I just wanted to take a moment on the blog here to really expand at length where I get the numbers and times I state with (some) confidence in discussing lifespan.
I've always been super curious about coffees' "freshness" lifespan, because it seems pretty subjective and seems a very contentious thing in rarified coffee circles.
I mean, we've all seen best-by dates claiming months on end, and we've all got that coffee-snob bud who wants you to believe all worthy coffee is 'dead' by six days old. They're probably not both right, at the very least.
To me, that hyper-shortened lifespan seems sold like The Emperors New ______; where if my beans or your beans or their beans are purported to last longer - "well, they couldn't have been that good anyway". But it's similarly clear that some folks are really overstating the lifespan of their products and are relying on an underinformed or apathetic consumer to 'get away with' their claims.
So I set out to test this thing out a little. I used my apartment kitchen, my mum's dinner parties, foot traffic at the plant and customers caught unawares ... essentially, I was forcing many little cups of coffee at anyone who'd come within a serving trays' reach of me.
With a self-reported survey of 'coffee acumen' - priming question was "Speaking broadly, how knowledgeable or dedicated would you say your relationship with coffee is?" most people came back with some variation of "not very knowledgeable, very dedicated", even from people I would have scored 'higher' on knowledge. However, I feel I do have enough total pool to have a decent representation of 'average consumers,' 'average specialty coffee consumers' and 'highly coffee-passionate consumers' or 'experts.'
I "ran" three groups, like I was doing Real Science or something. All three groups got the same range of samples: five cups of the same product at one-week lifespan intervals. The first group was told we were QA-ing separate, similar, components for an end blend, and they should report what they think of each for individual quality. The second group was told we were assessing potential purchases, and they should rank by preference in order, and note any 'jumps' or 'drops' in quality between samples. The third was told we were assessing lifespan, and they should tell us which samples they found staleness present in. This group was sampled a very fresh sample and a very (two months) stale sample to calibrate their palates.

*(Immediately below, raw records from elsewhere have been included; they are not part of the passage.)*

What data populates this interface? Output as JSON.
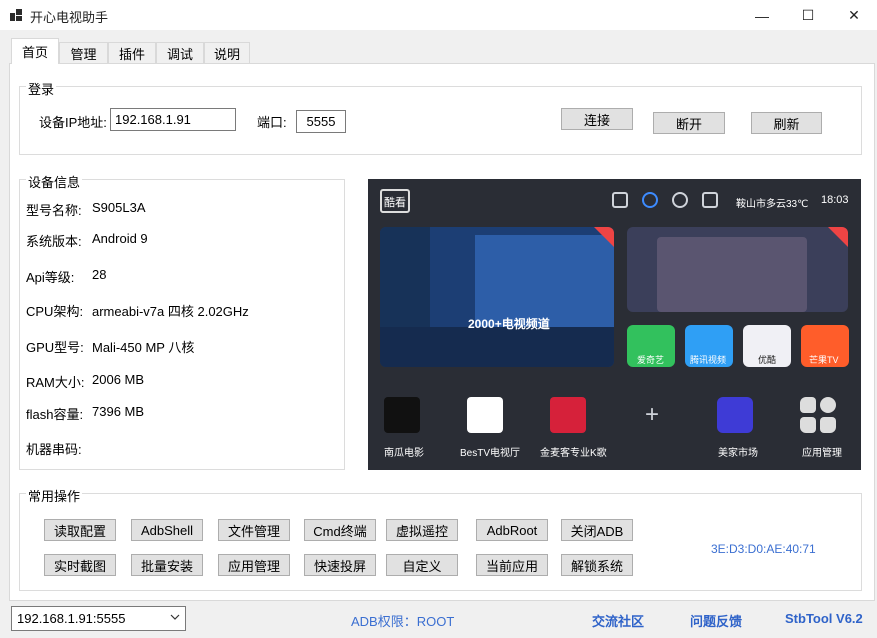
{
  "window": {
    "title": "开心电视助手",
    "min": "—",
    "max": "☐",
    "close": "✕"
  },
  "tabs": [
    "首页",
    "管理",
    "插件",
    "调试",
    "说明"
  ],
  "login": {
    "group_title": "登录",
    "ip_label": "设备IP地址:",
    "ip_value": "192.168.1.91",
    "port_label": "端口:",
    "port_value": "5555",
    "connect_button": "连接",
    "disconnect_button": "断开",
    "refresh_button": "刷新"
  },
  "device_info": {
    "group_title": "设备信息",
    "rows": [
      {
        "label": "型号名称:",
        "value": "S905L3A"
      },
      {
        "label": "系统版本:",
        "value": "Android 9"
      },
      {
        "label": "Api等级:",
        "value": "28"
      },
      {
        "label": "CPU架构:",
        "value": "armeabi-v7a 四核 2.02GHz"
      },
      {
        "label": "GPU型号:",
        "value": "Mali-450 MP 八核"
      },
      {
        "label": "RAM大小:",
        "value": "2006 MB"
      },
      {
        "label": "flash容量:",
        "value": "7396 MB"
      },
      {
        "label": "机器串码:",
        "value": ""
      }
    ]
  },
  "tv_screen": {
    "logo": "酷看",
    "weather": "鞍山市多云33℃",
    "time": "18:03",
    "banner": "2000+电视频道",
    "apps": [
      "南瓜电影",
      "BesTV电视厅",
      "金麦客专业K歌",
      "",
      "美家市场",
      "应用管理"
    ],
    "small_apps": [
      "爱奇艺",
      "腾讯视频",
      "优酷",
      "芒果TV"
    ],
    "brand_colors": {
      "iqiyi": "#32c15d",
      "tencent": "#2f9ff5",
      "youku": "#f0f0f5",
      "mango": "#ff5d2a"
    }
  },
  "common_ops": {
    "group_title": "常用操作",
    "row1": [
      "读取配置",
      "AdbShell",
      "文件管理",
      "Cmd终端",
      "虚拟遥控",
      "AdbRoot",
      "关闭ADB"
    ],
    "row2": [
      "实时截图",
      "批量安装",
      "应用管理",
      "快速投屏",
      "自定义",
      "当前应用",
      "解锁系统"
    ],
    "mac": "3E:D3:D0:AE:40:71"
  },
  "status": {
    "device_select": "192.168.1.91:5555",
    "adb_permission": "ADB权限：ROOT",
    "community": "交流社区",
    "feedback": "问题反馈",
    "version": "StbTool V6.2"
  }
}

The first two groups came out with remarkably parallel results. For the coffee I'd used on that round, most subjects from either group were scoring weeks 2-4 quite high and descending in order, then week 1 slightly lower, and week five as an 'very poor' outlier. I think a safe conclusion to pull here is that folks preferred weeks 2-4 relatively interchangeably and found notable decline in the fifth week.
The group primed to check samples for freshness or 'look for' staleness found staleness much earlier. They generally reported decline from the three-week old sample onward, with some outlier participants even scoring some staleness in the two-week-old sample. I think a safe conclusion to pull from this group is that some staleness can be detected at three weeks from most consumers.
But what gets most interesting is when we combine what our three groups have told us and see how that works loose. If you're actively looking for staleness, you're more likely to find it earlier in 'younger' samples than when you're not looking for it. This could be a reasonable explanation why some companies swear by seven days while others will quote thirty-five - a difference in approach, values, and sampling methods can return very different results. Weeks three and four scored quite highly (above the one-week) sample when subjects were assessing quality, but staleness was consistently reported at those same ages from the staleness-primed group. This could be a reasonable hint that staling starts fairly early but being perceptible while subjects are looking for it doesn't mean that same 'amount' of staleness negatively impacts overall enjoyment until much later.
I'd like to note that I worked very hard to control for levels of coffee knowledge and aptitude across groups. Highly coffee literate subjects, 'experts' if you will, were not more or less susceptible to the priming effects described in the difference between groups 1 & 2 and group 3. They generally had fairly similar quality or preferential rankings to more 'lay' consumers, while those participating in group 3 would note staleness slightly earlier - but I don't have enough data to say for sure that one's not stat noise.
Running follow-up tests to see how groups play out across different kinds of coffee and roast profiles is a much bigger task, and one that's sort of a long-term project. So far it looks like different beans have different trends, all within the expected "it starts tasting boring some time between three weeks and five, by five its almost always done" with no huge trends across roast level and/or origin.
In both cases, I do not have a 'clean' enough experimental setup or a large enough body of data to draw any truely academic-grade conclusions. I might have enough to feel comfortable speculating and suggesting, but that's my own interpretations and results so far are not solid enough data to escape the potential influence of opinion.
Because the third group needed to be 'calibrated' with a earlier service (two additional cups served prior to the core five) it was more challenging to fit folks into our schedule, or tests into theirs - I did end up with a sample group about 2/3s the size of the other two.